### PROBLEM TO SOLVE
Record by record, write out the listing word for word while omitting pictures.

(DATA EXTRACT)

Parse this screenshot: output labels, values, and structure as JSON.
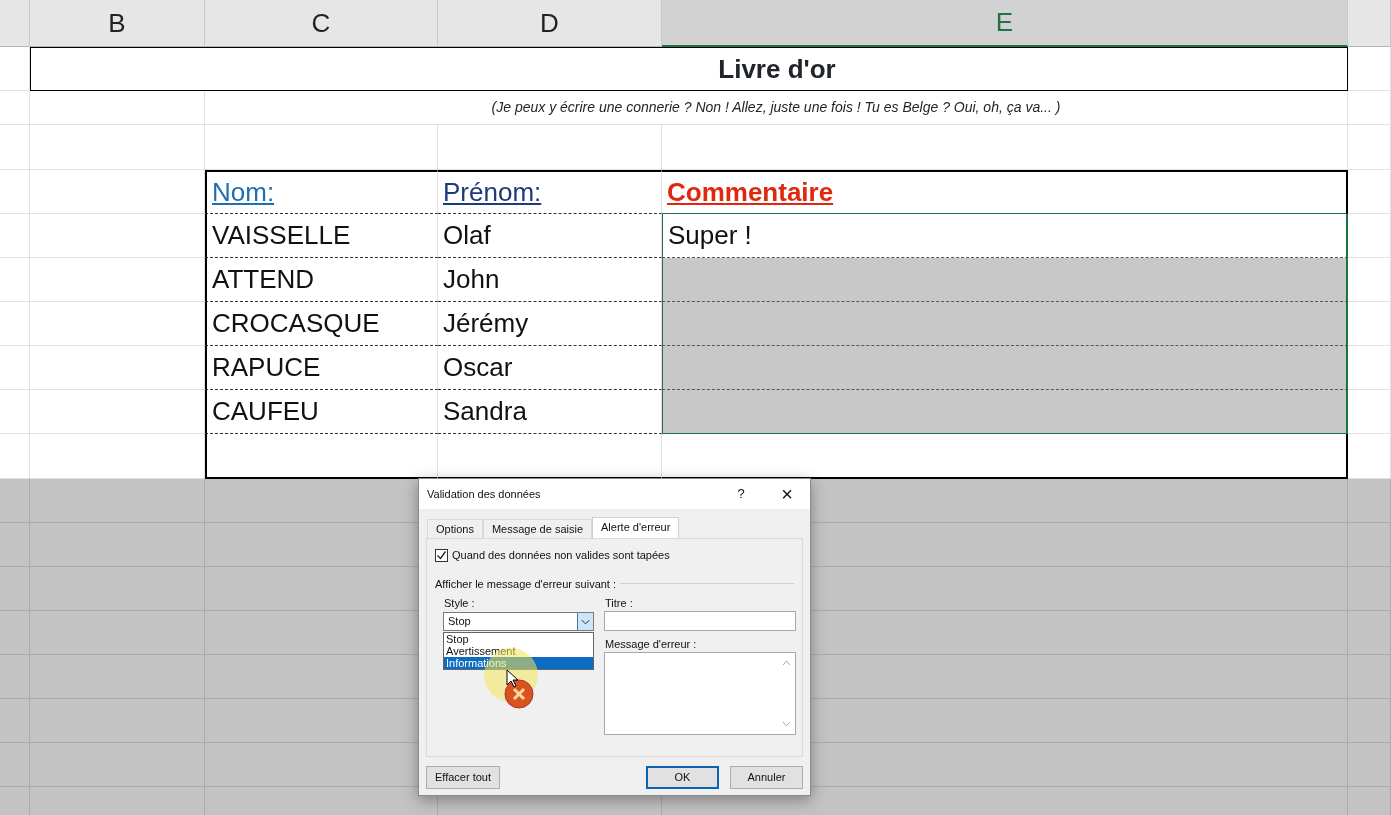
{
  "columns": [
    {
      "label": "B",
      "selected": false
    },
    {
      "label": "C",
      "selected": false
    },
    {
      "label": "D",
      "selected": false
    },
    {
      "label": "E",
      "selected": true
    }
  ],
  "title": "Livre d'or",
  "subtitle": "(Je peux y écrire une connerie ? Non ! Allez, juste une fois ! Tu es Belge ? Oui, oh, ça va... )",
  "table": {
    "headers": [
      {
        "text": "Nom:",
        "color": "#1f6fb5"
      },
      {
        "text": "Prénom:",
        "color": "#1f3a7a"
      },
      {
        "text": "Commentaire",
        "color": "#e0280e"
      }
    ],
    "rows": [
      {
        "nom": "VAISSELLE",
        "prenom": "Olaf",
        "commentaire": "Super !",
        "shaded": false
      },
      {
        "nom": "ATTEND",
        "prenom": "John",
        "shaded": true
      },
      {
        "nom": "CROCASQUE",
        "prenom": "Jérémy",
        "shaded": true
      },
      {
        "nom": "RAPUCE",
        "prenom": "Oscar",
        "shaded": true
      },
      {
        "nom": "CAUFEU",
        "prenom": "Sandra",
        "shaded": true
      }
    ]
  },
  "dialog": {
    "title": "Validation des données",
    "help": "?",
    "close": "×",
    "tabs": [
      {
        "label": "Options",
        "selected": false
      },
      {
        "label": "Message de saisie",
        "selected": false
      },
      {
        "label": "Alerte d'erreur",
        "selected": true
      }
    ],
    "checkbox": {
      "label": "Quand des données non valides sont tapées",
      "checked": true
    },
    "section": "Afficher le message d'erreur suivant :",
    "style_label": "Style :",
    "style_value": "Stop",
    "style_options": [
      {
        "label": "Stop",
        "selected": false
      },
      {
        "label": "Avertissement",
        "selected": false
      },
      {
        "label": "Informations",
        "selected": true
      }
    ],
    "titre_label": "Titre :",
    "message_label": "Message d'erreur :",
    "buttons": [
      {
        "label": "Effacer tout",
        "kind": "left"
      },
      {
        "label": "OK",
        "kind": "default"
      },
      {
        "label": "Annuler",
        "kind": "normal"
      }
    ]
  }
}
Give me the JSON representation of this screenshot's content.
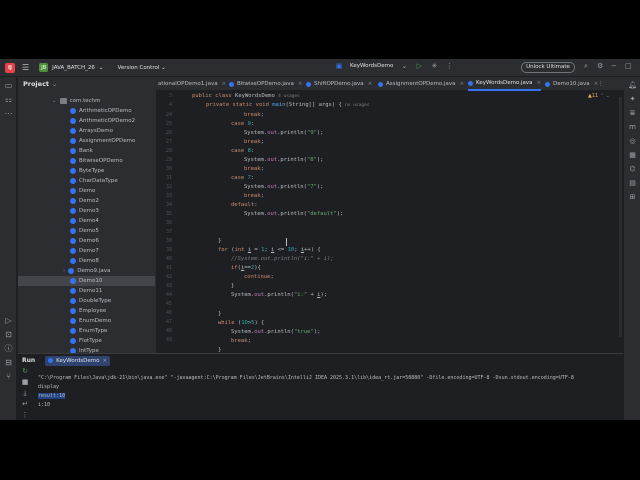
{
  "titlebar": {
    "project_badge": "JB",
    "project_name": "JAVA_BATCH_26",
    "version_control": "Version Control",
    "run_config": "KeyWordsDemo",
    "unlock_button": "Unlock Ultimate"
  },
  "project_panel": {
    "title": "Project",
    "package": "com.techm",
    "items": [
      "ArithmeticOPDemo",
      "ArithmeticOPDemo2",
      "ArraysDemo",
      "AssignmentOPDemo",
      "Bank",
      "BitwiseOPDemo",
      "ByteType",
      "CharDataType",
      "Demo",
      "Demo2",
      "Demo3",
      "Demo4",
      "Demo5",
      "Demo6",
      "Demo7",
      "Demo8",
      "Demo9.java",
      "Demo10",
      "Demo11",
      "DoubleType",
      "Employee",
      "EnumDemo",
      "EnumType",
      "FlotType",
      "IntType"
    ],
    "selected_item": "Demo10"
  },
  "editor": {
    "tabs": [
      "ationalOPDemo1.java",
      "BitwiseOPDemo.java",
      "ShiftOPDemo.java",
      "AssignmentOPDemo.java",
      "KeyWordsDemo.java",
      "Demo10.java"
    ],
    "active_tab": "KeyWordsDemo.java",
    "problems_count": "11",
    "line_numbers": [
      "3",
      "4",
      "24",
      "25",
      "26",
      "27",
      "28",
      "29",
      "30",
      "31",
      "32",
      "33",
      "34",
      "35",
      "36",
      "37",
      "38",
      "39",
      "40",
      "41",
      "42",
      "43",
      "44",
      "45",
      "46",
      "47",
      "48",
      "49"
    ],
    "class_usages": "4 usages",
    "main_usages": "no usages"
  },
  "run_panel": {
    "title": "Run",
    "tab": "KeyWordsDemo",
    "output": [
      "\"C:\\Program Files\\Java\\jdk-21\\bin\\java.exe\" \"-javaagent:C:\\Program Files\\JetBrains\\IntelliJ IDEA 2025.3.1\\lib\\idea_rt.jar=58880\" -Dfile.encoding=UTF-8 -Dsun.stdout.encoding=UTF-8",
      "display",
      "result:10",
      "i:10"
    ]
  }
}
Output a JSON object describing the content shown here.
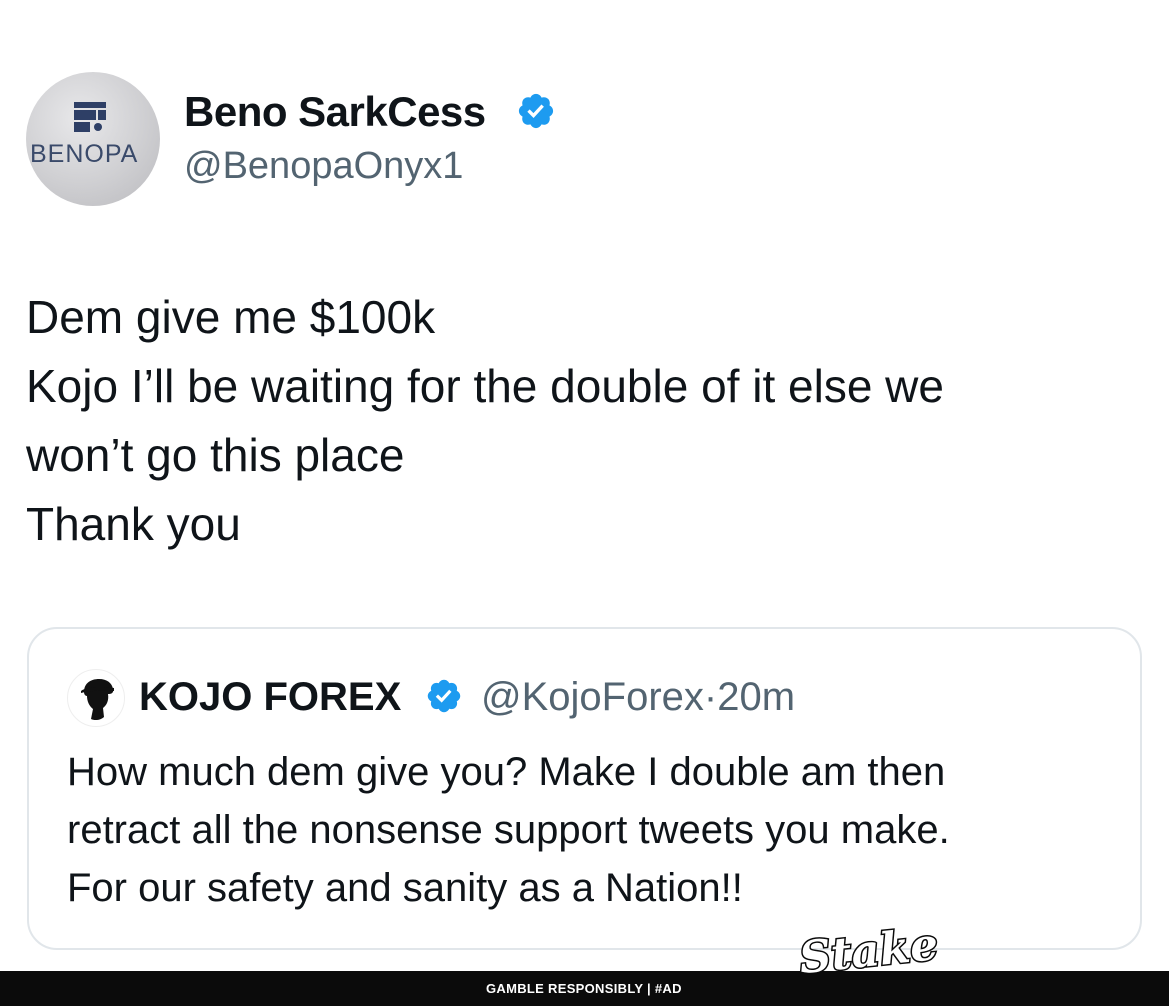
{
  "author": {
    "display_name": "Beno SarkCess",
    "handle": "@BenopaOnyx1",
    "avatar_brand": "BENOPA",
    "verified_icon": "verified-badge-icon"
  },
  "tweet": {
    "lines": [
      "Dem give me $100k",
      "Kojo I’ll be waiting for the double of it else we",
      "won’t go this place",
      "Thank you"
    ]
  },
  "quoted_tweet": {
    "display_name": "KOJO FOREX",
    "handle": "@KojoForex",
    "separator": "·",
    "time": "20m",
    "lines": [
      "How much dem give you? Make I double am then",
      "retract all the nonsense support tweets you make.",
      "For our safety and sanity as a Nation!!"
    ]
  },
  "ad_bar": {
    "text": "GAMBLE RESPONSIBLY  |  #AD",
    "logo_text": "Stake"
  },
  "colors": {
    "verified": "#1d9bf0",
    "text": "#0f1419",
    "secondary_text": "#536471",
    "border": "#e1e6ea",
    "ad_bar": "#0b0b0b"
  }
}
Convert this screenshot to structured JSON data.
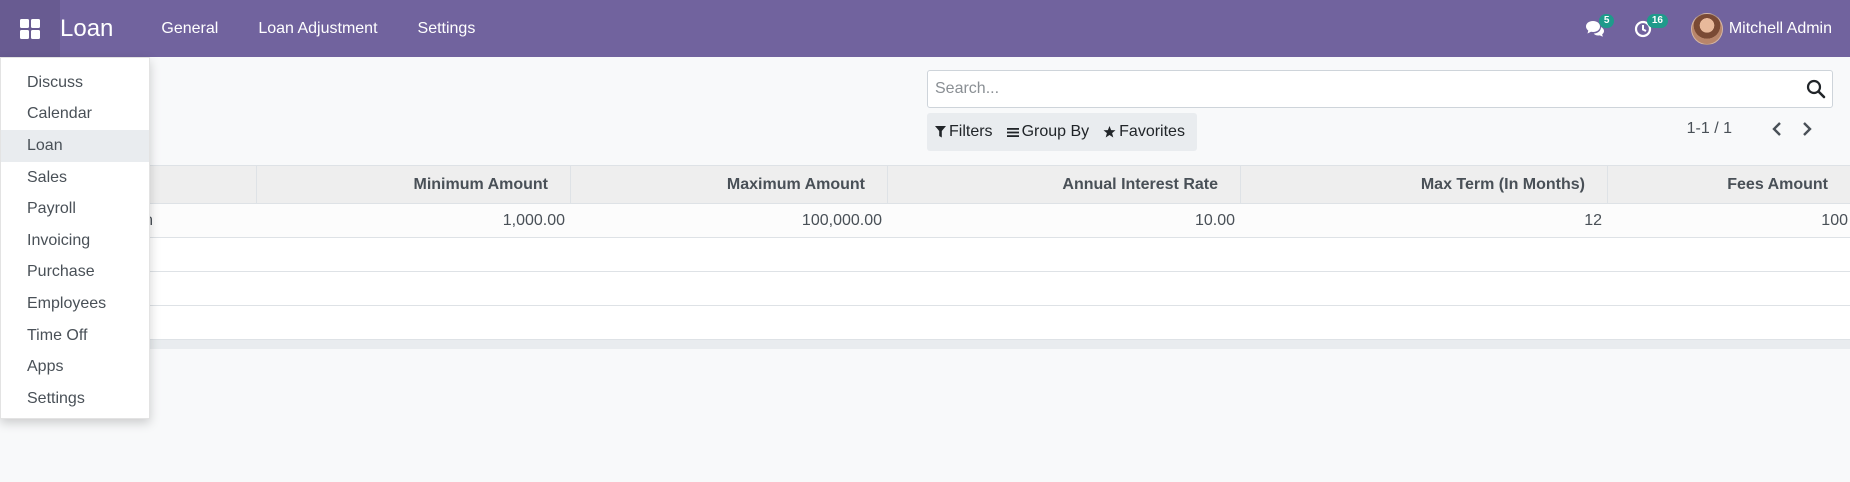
{
  "navbar": {
    "brand": "Loan",
    "menu": [
      "General",
      "Loan Adjustment",
      "Settings"
    ],
    "messages_badge": "5",
    "activities_badge": "16",
    "user_name": "Mitchell Admin",
    "accent_color": "#71639e"
  },
  "apps_menu": {
    "items": [
      {
        "label": "Discuss",
        "active": false
      },
      {
        "label": "Calendar",
        "active": false
      },
      {
        "label": "Loan",
        "active": true
      },
      {
        "label": "Sales",
        "active": false
      },
      {
        "label": "Payroll",
        "active": false
      },
      {
        "label": "Invoicing",
        "active": false
      },
      {
        "label": "Purchase",
        "active": false
      },
      {
        "label": "Employees",
        "active": false
      },
      {
        "label": "Time Off",
        "active": false
      },
      {
        "label": "Apps",
        "active": false
      },
      {
        "label": "Settings",
        "active": false
      }
    ]
  },
  "search": {
    "placeholder": "Search...",
    "value": ""
  },
  "filters": {
    "filters_label": "Filters",
    "group_by_label": "Group By",
    "favorites_label": "Favorites"
  },
  "pager": {
    "value": "1-1 / 1"
  },
  "table": {
    "columns": [
      "",
      "Minimum Amount",
      "Maximum Amount",
      "Annual Interest Rate",
      "Max Term (In Months)",
      "Fees Amount"
    ],
    "rows": [
      {
        "name_tail": "n",
        "min_amount": "1,000.00",
        "max_amount": "100,000.00",
        "rate": "10.00",
        "term": "12",
        "fees": "100"
      }
    ]
  }
}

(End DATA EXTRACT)

### SOLUTION TO THE PROBLEM
Parse this screenshot: output labels, values, and structure as JSON.
{
  "columns": [
    {
      "label": "B",
      "selected": false
    },
    {
      "label": "C",
      "selected": false
    },
    {
      "label": "D",
      "selected": false
    },
    {
      "label": "E",
      "selected": true
    }
  ],
  "title": "Livre d'or",
  "subtitle": "(Je peux y écrire une connerie ? Non ! Allez, juste une fois ! Tu es Belge ? Oui, oh, ça va... )",
  "table": {
    "headers": [
      {
        "text": "Nom:",
        "color": "#1f6fb5"
      },
      {
        "text": "Prénom:",
        "color": "#1f3a7a"
      },
      {
        "text": "Commentaire",
        "color": "#e0280e"
      }
    ],
    "rows": [
      {
        "nom": "VAISSELLE",
        "prenom": "Olaf",
        "commentaire": "Super !",
        "shaded": false
      },
      {
        "nom": "ATTEND",
        "prenom": "John",
        "shaded": true
      },
      {
        "nom": "CROCASQUE",
        "prenom": "Jérémy",
        "shaded": true
      },
      {
        "nom": "RAPUCE",
        "prenom": "Oscar",
        "shaded": true
      },
      {
        "nom": "CAUFEU",
        "prenom": "Sandra",
        "shaded": true
      }
    ]
  },
  "dialog": {
    "title": "Validation des données",
    "help": "?",
    "close": "×",
    "tabs": [
      {
        "label": "Options",
        "selected": false
      },
      {
        "label": "Message de saisie",
        "selected": false
      },
      {
        "label": "Alerte d'erreur",
        "selected": true
      }
    ],
    "checkbox": {
      "label": "Quand des données non valides sont tapées",
      "checked": true
    },
    "section": "Afficher le message d'erreur suivant :",
    "style_label": "Style :",
    "style_value": "Stop",
    "style_options": [
      {
        "label": "Stop",
        "selected": false
      },
      {
        "label": "Avertissement",
        "selected": false
      },
      {
        "label": "Informations",
        "selected": true
      }
    ],
    "titre_label": "Titre :",
    "message_label": "Message d'erreur :",
    "buttons": [
      {
        "label": "Effacer tout",
        "kind": "left"
      },
      {
        "label": "OK",
        "kind": "default"
      },
      {
        "label": "Annuler",
        "kind": "normal"
      }
    ]
  }
}
Give me the JSON representation of this screenshot's content.
{
  "titlebar": {
    "project_badge": "JB",
    "project_name": "JAVA_BATCH_26",
    "version_control": "Version Control",
    "run_config": "KeyWordsDemo",
    "unlock_button": "Unlock Ultimate"
  },
  "project_panel": {
    "title": "Project",
    "package": "com.techm",
    "items": [
      "ArithmeticOPDemo",
      "ArithmeticOPDemo2",
      "ArraysDemo",
      "AssignmentOPDemo",
      "Bank",
      "BitwiseOPDemo",
      "ByteType",
      "CharDataType",
      "Demo",
      "Demo2",
      "Demo3",
      "Demo4",
      "Demo5",
      "Demo6",
      "Demo7",
      "Demo8",
      "Demo9.java",
      "Demo10",
      "Demo11",
      "DoubleType",
      "Employee",
      "EnumDemo",
      "EnumType",
      "FlotType",
      "IntType"
    ],
    "selected_item": "Demo10"
  },
  "editor": {
    "tabs": [
      "ationalOPDemo1.java",
      "BitwiseOPDemo.java",
      "ShiftOPDemo.java",
      "AssignmentOPDemo.java",
      "KeyWordsDemo.java",
      "Demo10.java"
    ],
    "active_tab": "KeyWordsDemo.java",
    "problems_count": "11",
    "line_numbers": [
      "3",
      "4",
      "24",
      "25",
      "26",
      "27",
      "28",
      "29",
      "30",
      "31",
      "32",
      "33",
      "34",
      "35",
      "36",
      "37",
      "38",
      "39",
      "40",
      "41",
      "42",
      "43",
      "44",
      "45",
      "46",
      "47",
      "48",
      "49"
    ],
    "class_usages": "4 usages",
    "main_usages": "no usages"
  },
  "run_panel": {
    "title": "Run",
    "tab": "KeyWordsDemo",
    "output": [
      "\"C:\\Program Files\\Java\\jdk-21\\bin\\java.exe\" \"-javaagent:C:\\Program Files\\JetBrains\\IntelliJ IDEA 2025.3.1\\lib\\idea_rt.jar=58880\" -Dfile.encoding=UTF-8 -Dsun.stdout.encoding=UTF-8",
      "display",
      "result:10",
      "i:10"
    ]
  }
}
Output a JSON object describing the content shown here.
{
  "author": {
    "display_name": "Beno SarkCess",
    "handle": "@BenopaOnyx1",
    "avatar_brand": "BENOPA",
    "verified_icon": "verified-badge-icon"
  },
  "tweet": {
    "lines": [
      "Dem give me $100k",
      "Kojo I’ll be waiting for the double of it else we",
      "won’t go this place",
      "Thank you"
    ]
  },
  "quoted_tweet": {
    "display_name": "KOJO FOREX",
    "handle": "@KojoForex",
    "separator": "·",
    "time": "20m",
    "lines": [
      "How much dem give you? Make I double am then",
      "retract all the nonsense support tweets you make.",
      "For our safety and sanity as a Nation!!"
    ]
  },
  "ad_bar": {
    "text": "GAMBLE RESPONSIBLY  |  #AD",
    "logo_text": "Stake"
  },
  "colors": {
    "verified": "#1d9bf0",
    "text": "#0f1419",
    "secondary_text": "#536471",
    "border": "#e1e6ea",
    "ad_bar": "#0b0b0b"
  }
}
Convert this screenshot to structured JSON data.
{
  "navbar": {
    "brand": "Loan",
    "menu": [
      "General",
      "Loan Adjustment",
      "Settings"
    ],
    "messages_badge": "5",
    "activities_badge": "16",
    "user_name": "Mitchell Admin",
    "accent_color": "#71639e"
  },
  "apps_menu": {
    "items": [
      {
        "label": "Discuss",
        "active": false
      },
      {
        "label": "Calendar",
        "active": false
      },
      {
        "label": "Loan",
        "active": true
      },
      {
        "label": "Sales",
        "active": false
      },
      {
        "label": "Payroll",
        "active": false
      },
      {
        "label": "Invoicing",
        "active": false
      },
      {
        "label": "Purchase",
        "active": false
      },
      {
        "label": "Employees",
        "active": false
      },
      {
        "label": "Time Off",
        "active": false
      },
      {
        "label": "Apps",
        "active": false
      },
      {
        "label": "Settings",
        "active": false
      }
    ]
  },
  "search": {
    "placeholder": "Search...",
    "value": ""
  },
  "filters": {
    "filters_label": "Filters",
    "group_by_label": "Group By",
    "favorites_label": "Favorites"
  },
  "pager": {
    "value": "1-1 / 1"
  },
  "table": {
    "columns": [
      "",
      "Minimum Amount",
      "Maximum Amount",
      "Annual Interest Rate",
      "Max Term (In Months)",
      "Fees Amount"
    ],
    "rows": [
      {
        "name_tail": "n",
        "min_amount": "1,000.00",
        "max_amount": "100,000.00",
        "rate": "10.00",
        "term": "12",
        "fees": "100"
      }
    ]
  }
}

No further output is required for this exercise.